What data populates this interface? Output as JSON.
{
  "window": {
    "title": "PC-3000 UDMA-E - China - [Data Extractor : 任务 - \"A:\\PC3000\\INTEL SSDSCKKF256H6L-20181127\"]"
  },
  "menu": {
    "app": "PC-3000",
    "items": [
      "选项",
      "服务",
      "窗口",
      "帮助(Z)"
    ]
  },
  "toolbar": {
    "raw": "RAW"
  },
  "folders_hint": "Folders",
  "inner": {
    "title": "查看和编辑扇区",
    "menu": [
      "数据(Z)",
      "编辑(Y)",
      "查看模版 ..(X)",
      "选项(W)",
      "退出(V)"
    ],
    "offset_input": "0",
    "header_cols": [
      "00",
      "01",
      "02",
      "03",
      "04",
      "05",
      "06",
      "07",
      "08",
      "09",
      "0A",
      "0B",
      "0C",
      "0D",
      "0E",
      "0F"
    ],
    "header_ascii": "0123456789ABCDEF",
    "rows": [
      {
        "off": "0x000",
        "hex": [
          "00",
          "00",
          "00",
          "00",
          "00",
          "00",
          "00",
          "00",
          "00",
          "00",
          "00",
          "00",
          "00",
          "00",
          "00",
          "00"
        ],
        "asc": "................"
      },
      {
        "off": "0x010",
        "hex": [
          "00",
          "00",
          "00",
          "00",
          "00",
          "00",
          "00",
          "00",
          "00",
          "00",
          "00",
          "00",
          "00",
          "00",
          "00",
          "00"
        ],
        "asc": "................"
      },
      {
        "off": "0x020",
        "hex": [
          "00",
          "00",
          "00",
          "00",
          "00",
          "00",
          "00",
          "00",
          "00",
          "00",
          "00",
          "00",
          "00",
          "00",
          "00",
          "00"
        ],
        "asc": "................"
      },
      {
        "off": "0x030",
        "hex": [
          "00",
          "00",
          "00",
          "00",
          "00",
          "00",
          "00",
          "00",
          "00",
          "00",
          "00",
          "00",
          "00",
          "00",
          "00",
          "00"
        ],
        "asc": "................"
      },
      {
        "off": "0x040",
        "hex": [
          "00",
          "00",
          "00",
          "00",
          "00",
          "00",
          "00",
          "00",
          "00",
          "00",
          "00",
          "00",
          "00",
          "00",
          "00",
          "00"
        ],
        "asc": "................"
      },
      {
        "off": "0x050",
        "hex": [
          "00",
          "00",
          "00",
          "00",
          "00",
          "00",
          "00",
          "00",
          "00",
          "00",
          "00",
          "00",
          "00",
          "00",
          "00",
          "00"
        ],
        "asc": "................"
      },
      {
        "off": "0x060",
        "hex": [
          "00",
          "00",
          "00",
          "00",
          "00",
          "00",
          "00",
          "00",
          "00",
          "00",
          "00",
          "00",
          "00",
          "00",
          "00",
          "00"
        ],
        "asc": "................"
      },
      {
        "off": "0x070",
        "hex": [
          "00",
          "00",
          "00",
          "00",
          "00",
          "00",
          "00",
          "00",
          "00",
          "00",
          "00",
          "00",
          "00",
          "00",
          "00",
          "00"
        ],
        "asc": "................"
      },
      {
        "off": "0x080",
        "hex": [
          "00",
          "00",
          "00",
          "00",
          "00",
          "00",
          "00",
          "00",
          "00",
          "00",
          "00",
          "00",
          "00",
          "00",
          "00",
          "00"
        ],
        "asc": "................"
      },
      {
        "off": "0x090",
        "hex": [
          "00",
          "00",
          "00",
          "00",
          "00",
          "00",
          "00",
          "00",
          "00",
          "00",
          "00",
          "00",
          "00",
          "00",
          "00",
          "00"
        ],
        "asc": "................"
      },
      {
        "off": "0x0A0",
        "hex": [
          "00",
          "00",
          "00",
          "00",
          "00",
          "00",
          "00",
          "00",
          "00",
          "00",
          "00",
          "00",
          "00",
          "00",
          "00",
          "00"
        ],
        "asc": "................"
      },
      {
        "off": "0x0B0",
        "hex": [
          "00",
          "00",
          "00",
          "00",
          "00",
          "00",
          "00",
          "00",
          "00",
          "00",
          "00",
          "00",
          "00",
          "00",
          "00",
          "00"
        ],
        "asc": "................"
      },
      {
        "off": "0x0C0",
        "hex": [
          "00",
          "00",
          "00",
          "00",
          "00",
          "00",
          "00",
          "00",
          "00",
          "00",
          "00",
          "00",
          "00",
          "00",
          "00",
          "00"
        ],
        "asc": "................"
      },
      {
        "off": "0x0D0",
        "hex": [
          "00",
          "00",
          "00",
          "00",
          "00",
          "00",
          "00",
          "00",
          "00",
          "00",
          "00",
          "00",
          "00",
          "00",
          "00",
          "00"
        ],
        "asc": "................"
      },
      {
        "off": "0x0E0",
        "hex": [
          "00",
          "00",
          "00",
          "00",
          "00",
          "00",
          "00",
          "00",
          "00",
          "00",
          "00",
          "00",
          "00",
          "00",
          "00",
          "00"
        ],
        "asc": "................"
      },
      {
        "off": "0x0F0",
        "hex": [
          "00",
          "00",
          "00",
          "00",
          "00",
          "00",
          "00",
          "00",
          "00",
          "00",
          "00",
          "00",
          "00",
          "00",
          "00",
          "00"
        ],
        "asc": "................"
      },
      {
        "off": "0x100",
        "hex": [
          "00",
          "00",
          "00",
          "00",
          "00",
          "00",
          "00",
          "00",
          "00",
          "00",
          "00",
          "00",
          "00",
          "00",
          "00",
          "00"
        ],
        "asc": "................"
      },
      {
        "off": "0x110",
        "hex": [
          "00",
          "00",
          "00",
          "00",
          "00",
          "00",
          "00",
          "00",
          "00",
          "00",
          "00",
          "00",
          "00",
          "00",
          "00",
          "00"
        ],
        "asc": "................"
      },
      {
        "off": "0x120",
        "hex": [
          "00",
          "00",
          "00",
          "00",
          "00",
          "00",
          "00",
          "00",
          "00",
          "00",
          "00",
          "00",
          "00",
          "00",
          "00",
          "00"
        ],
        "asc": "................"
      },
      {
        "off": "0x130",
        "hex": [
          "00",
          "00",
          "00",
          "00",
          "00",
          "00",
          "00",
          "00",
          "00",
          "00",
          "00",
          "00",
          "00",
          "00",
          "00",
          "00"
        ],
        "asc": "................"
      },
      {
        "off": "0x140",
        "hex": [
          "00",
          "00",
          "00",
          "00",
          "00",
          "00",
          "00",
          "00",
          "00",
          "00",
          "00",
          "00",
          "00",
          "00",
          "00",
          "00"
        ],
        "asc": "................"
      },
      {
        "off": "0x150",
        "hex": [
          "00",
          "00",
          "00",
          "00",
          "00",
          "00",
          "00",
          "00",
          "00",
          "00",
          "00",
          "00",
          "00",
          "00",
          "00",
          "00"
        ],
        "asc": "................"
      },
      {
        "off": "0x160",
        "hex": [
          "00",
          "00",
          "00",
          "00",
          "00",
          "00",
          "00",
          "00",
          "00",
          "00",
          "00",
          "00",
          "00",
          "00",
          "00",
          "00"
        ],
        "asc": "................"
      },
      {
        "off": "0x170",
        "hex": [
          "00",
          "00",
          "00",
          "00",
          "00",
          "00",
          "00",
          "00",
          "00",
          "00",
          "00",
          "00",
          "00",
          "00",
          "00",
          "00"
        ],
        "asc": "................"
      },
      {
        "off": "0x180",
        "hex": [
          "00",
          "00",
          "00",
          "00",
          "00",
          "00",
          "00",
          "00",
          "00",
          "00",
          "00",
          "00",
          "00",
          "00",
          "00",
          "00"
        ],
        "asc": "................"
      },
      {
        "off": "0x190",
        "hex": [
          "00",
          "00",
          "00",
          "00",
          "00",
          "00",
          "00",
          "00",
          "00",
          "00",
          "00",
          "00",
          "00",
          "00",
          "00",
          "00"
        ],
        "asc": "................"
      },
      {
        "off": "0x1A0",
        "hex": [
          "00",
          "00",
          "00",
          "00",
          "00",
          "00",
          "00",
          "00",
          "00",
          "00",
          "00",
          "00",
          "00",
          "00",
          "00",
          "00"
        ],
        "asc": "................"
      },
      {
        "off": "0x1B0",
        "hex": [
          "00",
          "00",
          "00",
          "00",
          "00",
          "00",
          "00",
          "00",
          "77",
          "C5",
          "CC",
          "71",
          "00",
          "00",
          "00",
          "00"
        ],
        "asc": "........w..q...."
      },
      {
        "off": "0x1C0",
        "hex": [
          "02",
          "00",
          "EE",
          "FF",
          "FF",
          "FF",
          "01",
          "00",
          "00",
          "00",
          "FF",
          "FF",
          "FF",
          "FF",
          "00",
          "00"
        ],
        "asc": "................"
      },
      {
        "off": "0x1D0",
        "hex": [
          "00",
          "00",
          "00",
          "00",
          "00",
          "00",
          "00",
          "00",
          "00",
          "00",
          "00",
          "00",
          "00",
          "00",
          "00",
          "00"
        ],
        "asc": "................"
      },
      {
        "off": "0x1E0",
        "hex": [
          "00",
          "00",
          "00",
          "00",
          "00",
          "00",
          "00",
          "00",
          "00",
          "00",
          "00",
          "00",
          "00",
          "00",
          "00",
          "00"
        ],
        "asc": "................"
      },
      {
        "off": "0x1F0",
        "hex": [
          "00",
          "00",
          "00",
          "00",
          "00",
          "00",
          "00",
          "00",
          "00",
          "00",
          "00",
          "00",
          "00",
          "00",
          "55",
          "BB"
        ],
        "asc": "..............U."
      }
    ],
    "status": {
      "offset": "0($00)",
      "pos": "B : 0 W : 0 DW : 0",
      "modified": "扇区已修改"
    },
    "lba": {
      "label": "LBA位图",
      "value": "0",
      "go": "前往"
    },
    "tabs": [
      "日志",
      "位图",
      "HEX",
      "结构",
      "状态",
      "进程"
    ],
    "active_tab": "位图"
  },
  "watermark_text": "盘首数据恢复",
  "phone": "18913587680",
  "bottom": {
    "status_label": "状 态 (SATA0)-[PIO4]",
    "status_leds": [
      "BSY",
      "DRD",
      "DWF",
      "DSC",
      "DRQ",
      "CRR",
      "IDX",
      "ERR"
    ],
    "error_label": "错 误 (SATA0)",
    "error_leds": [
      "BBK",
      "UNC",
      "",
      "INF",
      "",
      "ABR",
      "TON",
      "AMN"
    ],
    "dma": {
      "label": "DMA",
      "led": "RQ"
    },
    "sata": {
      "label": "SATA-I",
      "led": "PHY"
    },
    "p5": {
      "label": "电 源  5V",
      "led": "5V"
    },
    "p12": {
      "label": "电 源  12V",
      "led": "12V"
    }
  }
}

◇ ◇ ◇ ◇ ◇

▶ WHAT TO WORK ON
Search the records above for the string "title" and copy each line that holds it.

▶ RESULT OF THE EXERCISE
    "title": "PC-3000 UDMA-E - China - [Data Extractor : 任务 - \"A:\\PC3000\\INTEL SSDSCKKF256H6L-20181127\"]"
    "title": "查看和编辑扇区",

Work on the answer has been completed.